S = Site Audit Phase: Onsite and offsite verifications


Table II: Example vendor type criticality assignment.
The next-to-last phase in the vendor qualification process involves a site audit of the potential vendor's facility. As the cost of an audit is a potentially pricey activity, the site audit maybe performed onsite or offsite depending on the criticality of the potential vendor type and is limited to the best potential vendor identified in the Evaluation Phase. Vendor types need to be divided into critical and noncritical suppliers. A critical vendor is one that supplies goods or services that directly controls or dictates the quality and integrity of pharmaceutical and biopharmaceutical products. A noncritical vendor is one that supplies goods or services that assist and support the quality of these products. As the interpretation of the definitions of critical and noncritical suppliers varies among companies, it is imperative that an approved and controlled company document (or documents) clearly defines which vendor types are deemed critical and which are deemed as non-critical. Examples of critical and noncritical vendor types are listed in Table III.


Table III: Example onsite verification form – contract packaging facility.
If the best potential vendor identified in the Evaluation Phase is a potential critical vendor, it is highly recommended that this vendor be subjected to an onsite audit with predetermined (i.e., documented and approved) items requiring onsite verification. The onsite audit procedure should contain clear pass/fail criteria for the onsite vendor audit. An example portion of a form to be completed during the onsite verification for a contract packager is shown in Table III.


Table IV: Example offsite audit checklist – calibration contractor.
If the best potential vendor identified in the Evaluation Phase is a potential noncritical vendor, the vendor should be subjected to an offsite audit with a separate predetermined (i.e. documented and approved) audit checklist containing predetermined pass/fail criteria for the overall audit. While the verifications maybe similar to that of an onsite audit, the offsite audit relies on verbal discussions, emails, and documentation provided by the potential vendor to determine acceptability of the vendor's practices and quality systems. An example portion of a checklist for an offsite audit for a calibration contractor is shown in Table IV.

Based upon the overall score for both onsite and offsite audits, a potential vendor is either accepted or rejected. If accepted, the vendor is considered qualified. If rejected, the company can either work with the vendor to address the deficiencies and perform a verification audit at a later date (but prior to using the vendor or considering the vendor qualified), or select another potential vendor identified during the Evaluation Phase and subject that vendor to the Site Audit Phase.


ADVERTISEMENT

blog comments powered by Disqus
LCGC E-mail Newsletters

Subscribe: Click to learn more about the newsletter
| Weekly
| Monthly
|Monthly
| Weekly

Survey
FDASIA was signed into law two years ago.

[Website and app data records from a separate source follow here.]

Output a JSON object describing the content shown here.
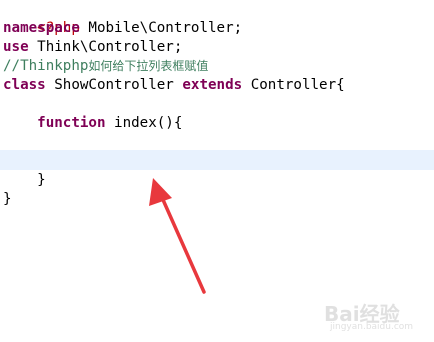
{
  "editor": {
    "line1": {
      "tag": "<?php"
    },
    "line2": {
      "keyword": "namespace",
      "rest": " Mobile\\Controller;"
    },
    "line3": {
      "keyword": "use",
      "rest": " Think\\Controller;"
    },
    "line4": {
      "comment_prefix": "//Thinkphp",
      "comment_text": "如何给下拉列表框赋值"
    },
    "line5": {
      "keyword1": "class",
      "name": " ShowController ",
      "keyword2": "extends",
      "rest": " Controller{"
    },
    "line7": {
      "indent": "    ",
      "keyword": "function",
      "rest": " index(){"
    },
    "line10": {
      "text": "    }"
    },
    "line11": {
      "text": "}"
    }
  },
  "watermark": {
    "brand": "Bai经验",
    "url": "jingyan.baidu.com"
  },
  "colors": {
    "keyword": "#7f0055",
    "php_tag": "#c00000",
    "comment": "#3f7f5f",
    "current_line": "#e8f2fe",
    "arrow": "#e8383d"
  }
}
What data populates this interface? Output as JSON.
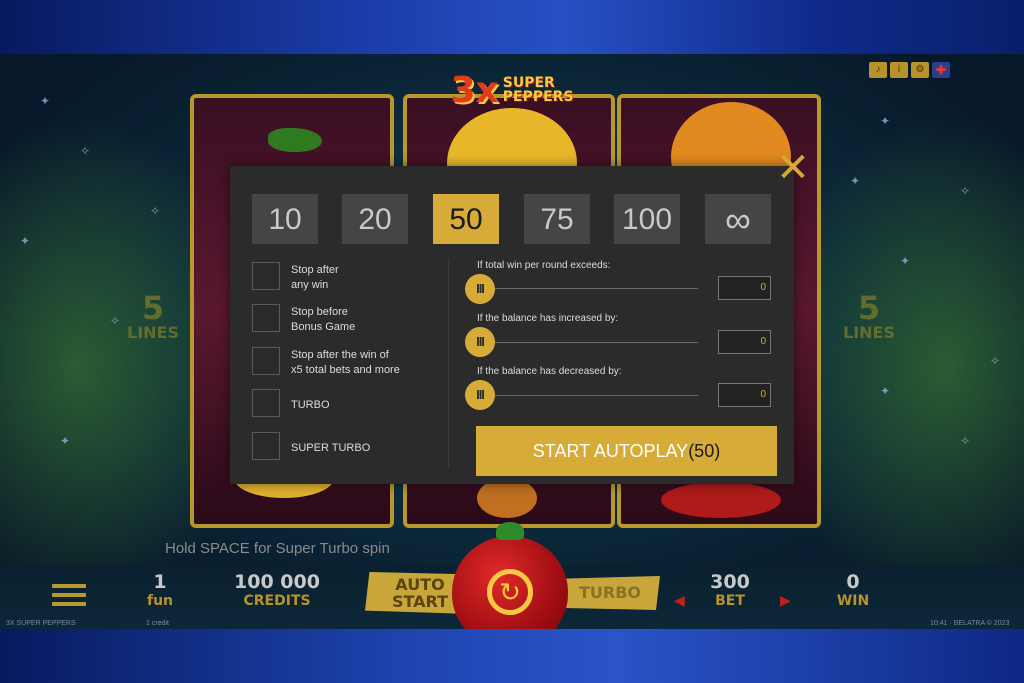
{
  "game": {
    "logo_big": "3x",
    "logo_small_1": "SUPER",
    "logo_small_2": "PEPPERS",
    "lines_number": "5",
    "lines_text": "LINES",
    "hint": "Hold SPACE for Super Turbo spin"
  },
  "bottom_bar": {
    "fun_value": "1",
    "fun_label": "fun",
    "credits_value": "100 000",
    "credits_label": "CREDITS",
    "auto_label_1": "AUTO",
    "auto_label_2": "START",
    "turbo_label": "TURBO",
    "bet_value": "300",
    "bet_label": "BET",
    "win_value": "0",
    "win_label": "WIN",
    "footer_left": "3X SUPER PEPPERS",
    "footer_mid": "1 credit",
    "footer_right": "10:41 · BELATRA © 2023"
  },
  "autoplay_modal": {
    "counts": [
      "10",
      "20",
      "50",
      "75",
      "100",
      "∞"
    ],
    "selected_count": "50",
    "options": [
      {
        "line1": "Stop after",
        "line2": "any win"
      },
      {
        "line1": "Stop before",
        "line2": "Bonus Game"
      },
      {
        "line1": "Stop after the win of",
        "line2": "x5 total bets and more"
      },
      {
        "line1": "TURBO",
        "line2": ""
      },
      {
        "line1": "SUPER TURBO",
        "line2": ""
      }
    ],
    "sliders": [
      {
        "label": "If total win per round exceeds:",
        "value": "0",
        "knob": "III"
      },
      {
        "label": "If the balance has increased by:",
        "value": "0",
        "knob": "III"
      },
      {
        "label": "If the balance has decreased by:",
        "value": "0",
        "knob": "III"
      }
    ],
    "start_label": "START AUTOPLAY",
    "start_count": "(50)",
    "close_glyph": "✕"
  },
  "colors": {
    "accent": "#d7ab37",
    "modal_bg": "#2b2b2b",
    "button_bg": "#454545"
  }
}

Where has the most progress been made in implementation?
Reducing drug shortages
Breakthrough designations
Protecting the supply chain
Expedited reviews of drug submissions
More stakeholder involvement
Reducing drug shortages
70%
Breakthrough designations
4%
Protecting the supply chain
17%
Expedited reviews of drug submissions
2%
More stakeholder involvement
7%
View Results
Eric Langerr Outsourcing Outlook Eric LangerRelationship-building at Top of Mind for Clients
Cynthia Challener, PhD Ingredients Insider Cynthia ChallenerRisk Reduction Top Driver for Biopharmaceutical Raw Material Development
Jill Wechsler Regulatory Watch Jill Wechsler Changes and Challenges for Generic Drugs
Faiz Kermaini Industry Insider Faiz KermainiNo Signs of a Slowdown in Mergers
From Generics to Supergenerics
CMOs and the Track-and-Trace Race: Are You Engaged Yet?
Ebola Outbreak Raises Ethical Issues
Better Comms Means a Fitter Future for Pharma, Part 2: Realizing the Benefits of Unified Communications
Better Comms Means a Fitter Future for Pharma, Part 1: Challenges and Changes
Source: Pharmaceutical Technology,
Click here